I don’t know if I can put into words the way this memoir affected me. I write this review with small tears rolling towards the edges of my face. Suki Kim is not just a remarkable writer, journalist, and teacher; she’s a remarkable person.
I’m still not sure if she was aware of what her true purpose was when she set out to the DPRK. Her decision to live in a state of informational isolation and teach the country’s most promising young men was an astounding leap of faith for such a bright Korean-American woman. Regardless of what brought her to it, I believe that this decision did impact the lives of many North Koreans. Not just the ones she educated, but everyone who comprises this odd country’s civic population.
I can guarantee you, no story like hers has ever been told. (Mostly because so few people outside the DPRK ever see the land themselves.) Even sitting on a large, comfy couch in south Denver, having traveled to four continents, having lived in three very different nations, having traversed a few dozen countries, I know I will never be welcomed to North Korea – nor do I have any desire for such a thing. Kim’s experiences have simultaneously confirmed and enlightened my perspective of this unfathomably complex state.

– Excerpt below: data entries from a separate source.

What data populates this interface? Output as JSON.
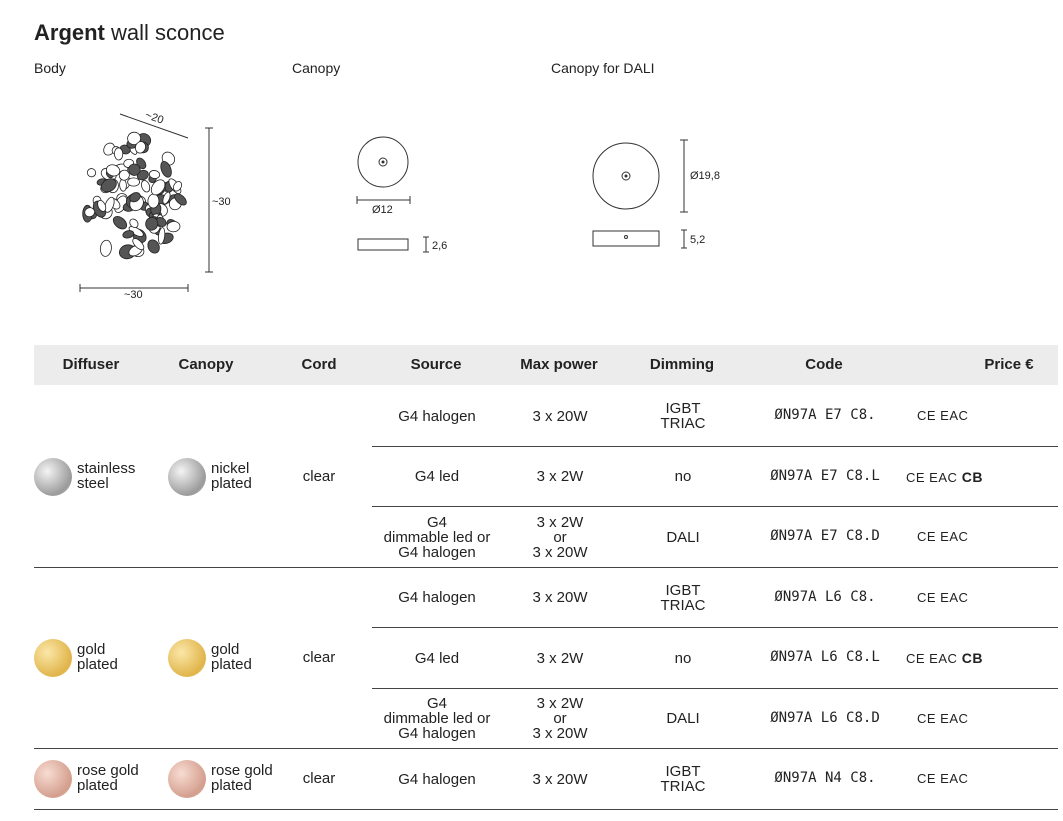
{
  "title": {
    "bold": "Argent",
    "rest": "wall sconce"
  },
  "sections": {
    "body": "Body",
    "canopy": "Canopy",
    "canopy_dali": "Canopy for DALI"
  },
  "dims": {
    "body_depth": "~20",
    "body_height": "~30",
    "body_width": "~30",
    "canopy_dia": "Ø12",
    "canopy_h": "2,6",
    "dali_dia": "Ø19,8",
    "dali_h": "5,2"
  },
  "headers": {
    "diffuser": "Diffuser",
    "canopy": "Canopy",
    "cord": "Cord",
    "source": "Source",
    "max_power": "Max power",
    "dimming": "Dimming",
    "code": "Code",
    "price": "Price €"
  },
  "groups": [
    {
      "diffuser": [
        "stainless",
        "steel"
      ],
      "canopy": [
        "nickel",
        "plated"
      ],
      "cord": "clear",
      "rows": [
        {
          "source": [
            "G4 halogen"
          ],
          "power": [
            "3 x 20W"
          ],
          "dimming": [
            "IGBT",
            "TRIAC"
          ],
          "code": "ØN97A E7 C8.",
          "cert": "CE EAC",
          "cb": ""
        },
        {
          "source": [
            "G4 led"
          ],
          "power": [
            "3 x 2W"
          ],
          "dimming": [
            "no"
          ],
          "code": "ØN97A  E7 C8.L",
          "cert": "CE EAC",
          "cb": "CB"
        },
        {
          "source": [
            "G4",
            "dimmable led or",
            "G4 halogen"
          ],
          "power": [
            "3 x 2W",
            "or",
            "3 x 20W"
          ],
          "dimming": [
            "DALI"
          ],
          "code": "ØN97A E7 C8.D",
          "cert": "CE EAC",
          "cb": ""
        }
      ]
    },
    {
      "diffuser": [
        "gold",
        "plated"
      ],
      "canopy": [
        "gold",
        "plated"
      ],
      "cord": "clear",
      "rows": [
        {
          "source": [
            "G4 halogen"
          ],
          "power": [
            "3 x 20W"
          ],
          "dimming": [
            "IGBT",
            "TRIAC"
          ],
          "code": "ØN97A L6 C8.",
          "cert": "CE EAC",
          "cb": ""
        },
        {
          "source": [
            "G4 led"
          ],
          "power": [
            "3 x 2W"
          ],
          "dimming": [
            "no"
          ],
          "code": "ØN97A L6 C8.L",
          "cert": "CE EAC",
          "cb": "CB"
        },
        {
          "source": [
            "G4",
            "dimmable led or",
            "G4 halogen"
          ],
          "power": [
            "3 x 2W",
            "or",
            "3 x 20W"
          ],
          "dimming": [
            "DALI"
          ],
          "code": "ØN97A L6 C8.D",
          "cert": "CE EAC",
          "cb": ""
        }
      ]
    },
    {
      "diffuser": [
        "rose gold",
        "plated"
      ],
      "canopy": [
        "rose gold",
        "plated"
      ],
      "cord": "clear",
      "rows": [
        {
          "source": [
            "G4 halogen"
          ],
          "power": [
            "3 x 20W"
          ],
          "dimming": [
            "IGBT",
            "TRIAC"
          ],
          "code": "ØN97A N4 C8.",
          "cert": "CE EAC",
          "cb": ""
        }
      ]
    }
  ]
}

Without You, There Is No Us is much more than a memoir about a woman who left modern civilization behind to pursue a greater purpose. It is an anthology about the lives of thousands of normal people forced to live in abnormal circumstances. It is a story about human nature and our innermost desires, thoughts, and feelings. It is about what makes us human beings and what inspires us to better the world we live in – even if the betterment means bringing danger upon ourselves. It’s about courage, hope, and the deepest level of compassion.
This memoir has set a new standard of writing for me – particularly, as far as memoirs go. The content of every piece of literature should touch your heart and mind in the way that this one assuredly will.